ice-water bath, repeat the procedure in Part 1b for heptane, to obtain (PTOT)iw, the
pressure with liquid present.

Upon completion of the experiment, return the apparatus to atmospheric
pressure by slowly opening the screw clamp, thereby admitting air into the flask.

You must repeat each measurement twice. That is, measure the vapor pressure
of ethanol, hexane and heptane at room temperature twice and measure the
vapor pressure of heptane near 0ºC twice.

1. Results section

Arrange your data in tabular form. A sample data sheet, which you may want to
use, is shown below. Calculate values Pvap for each experiment and enter the
values in your data sheet. Show all calculations.

2. Conclusions section

The conclusion section should contain sentences that answer the following
questions.

a) What are your measured values of the vapor pressures of heptane, hexane,
and ethanol at each temperature?

b) Based on your vapor pressure measurements at room temperature, arrange
the three compounds in order of increasing strength of the intermolecular forces.
Explain your reasoning in terms of types of forces present.

c) How does the vapor pressure vary with molar mass? What conclusions can
you draw from this behavior about the kinds of intermolecular forces that are
predominant in each of the compounds, C7H16, C6H14 and C2H6O?

d) Using your values for the vapor pressure of heptane obtained at two different
temperatures; calculate the molar enthalpy of vaporization of heptane.

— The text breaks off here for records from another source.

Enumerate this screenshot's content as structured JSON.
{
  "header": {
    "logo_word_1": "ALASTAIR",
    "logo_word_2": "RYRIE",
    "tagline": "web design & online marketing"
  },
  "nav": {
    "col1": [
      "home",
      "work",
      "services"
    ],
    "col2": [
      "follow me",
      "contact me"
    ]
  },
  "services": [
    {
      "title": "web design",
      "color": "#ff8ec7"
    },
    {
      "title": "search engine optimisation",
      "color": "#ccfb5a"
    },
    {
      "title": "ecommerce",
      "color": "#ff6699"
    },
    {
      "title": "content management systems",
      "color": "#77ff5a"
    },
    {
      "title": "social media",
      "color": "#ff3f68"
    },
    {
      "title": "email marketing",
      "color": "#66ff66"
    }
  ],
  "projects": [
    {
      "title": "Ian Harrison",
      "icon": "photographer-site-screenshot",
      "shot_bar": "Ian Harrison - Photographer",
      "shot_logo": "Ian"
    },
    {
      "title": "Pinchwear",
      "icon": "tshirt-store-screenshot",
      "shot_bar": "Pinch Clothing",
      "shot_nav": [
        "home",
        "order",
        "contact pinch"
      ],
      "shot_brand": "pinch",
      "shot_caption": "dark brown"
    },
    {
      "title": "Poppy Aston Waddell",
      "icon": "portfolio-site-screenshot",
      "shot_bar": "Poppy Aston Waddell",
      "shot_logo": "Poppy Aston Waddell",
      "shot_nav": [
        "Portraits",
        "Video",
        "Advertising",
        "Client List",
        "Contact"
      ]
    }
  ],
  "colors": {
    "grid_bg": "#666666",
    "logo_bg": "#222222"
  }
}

Sample Spreadsheet for Vapor Pressure Experiment
Trial 1: hexane at room temp.
Temperature =                    Pressure (Torr)